“My mother had a beautiful childhood in Avonmore and did so well in art that she got an 'Art Prize' and scholarship to Penn State University,” said Botter. “She decided to return to Italy to attend the Fine Arts Academy in Venice.”
It was in Venice where Lyù met her future husband, Memi, in 1954. After earning her degree, she returned to the United States while the couple kept a long-distance relationship by writing hundreds of letters to each other. For seven years, Lyù worked as an acclaimed artist in Pittsburgh, being featured in multiple magazines and newspapers. In addition to her painting, she was also a model, British Airlines hostess, and theater player, and piloted and parachuted from small airplanes.
Although Botter had visited western Pennsylvania during summers, Lyù had often suggested he return to the U.S., where she had lived well. In 2012, Botter, along with his wife, Paola, and two daughters, Rebecca and Sofia Melissa, came to Pittsburgh to stay.
Botter’s upcoming exhibit, “Fifty Years Away,” at the New Kensington campus not only features his pen-and-ink sketches, but also the works of his mother. The dual show honors his family’s artistic heritage and abilities.
“After 50 years, I am retracing the steps of my mother in Pittsburgh, and this show would be a tribute to her, her art and her love of Pittsburgh and her family,” he said.
He continued, “She has given me her artistic ability, her resourcefulness and her desire to emerge in the art world, and I am proud to show my work next to hers.”
The August showcase will feature Botter’s sketches of Pittsburgh, which he hopes shows viewers a new appreciation for not just the region, but their everyday surroundings.
“I hope people visiting the show can understand that it is a special way to know the cityscape,” he said. “When you use a pen instead of a camera, you need more time to discover and appreciate even the smaller parts of a building. After drawing many U.S. cities, I saw that I can walk around them better as a resident.
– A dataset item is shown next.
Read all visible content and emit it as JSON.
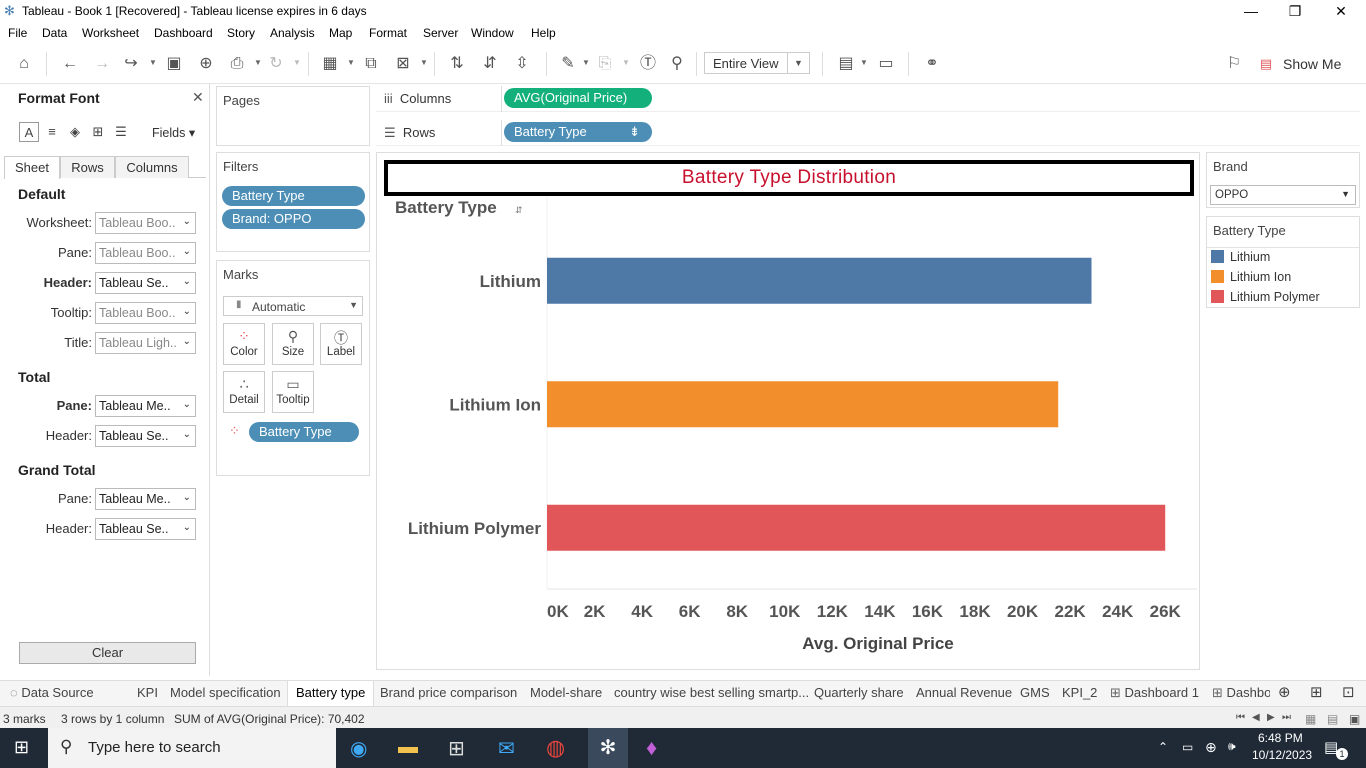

I know every corner of Pittsburgh, and I love the city for what it is.”
Botter, who calls Pittsburgh his second home, knows his family’s artistic traits have been passed down to a new generation and his mother’s legacy will live on.
“I feel I carry the same love within myself and recognize the city through her eyes, my eyes and our eyes,” said Botter. “That seed that passes from mother to son is the same that now flows in the blood of my two daughters.”
The New Kensington campus community, as well as the public, is invited to view Botter and Fumei's art in the Art Gallery from 8 a.m. to 8 p.m. weekdays and noon to 5 p.m. weekends. A reception to celebrate the new exhibit will be held on Aug. 23 from 5 to 7 p.m. in the Art Gallery.
Penn State New Kensington’s gallery features monthly multimedia works of local, regional, national and international artists. All exhibits are free to the public. For more information about the gallery and how to become a future exhibitor, contact Tina Sluss, gallery director, at 724-334-6056 or [email protected]. More information can also be viewed at www.newkensington.psu.edu/art-gallery.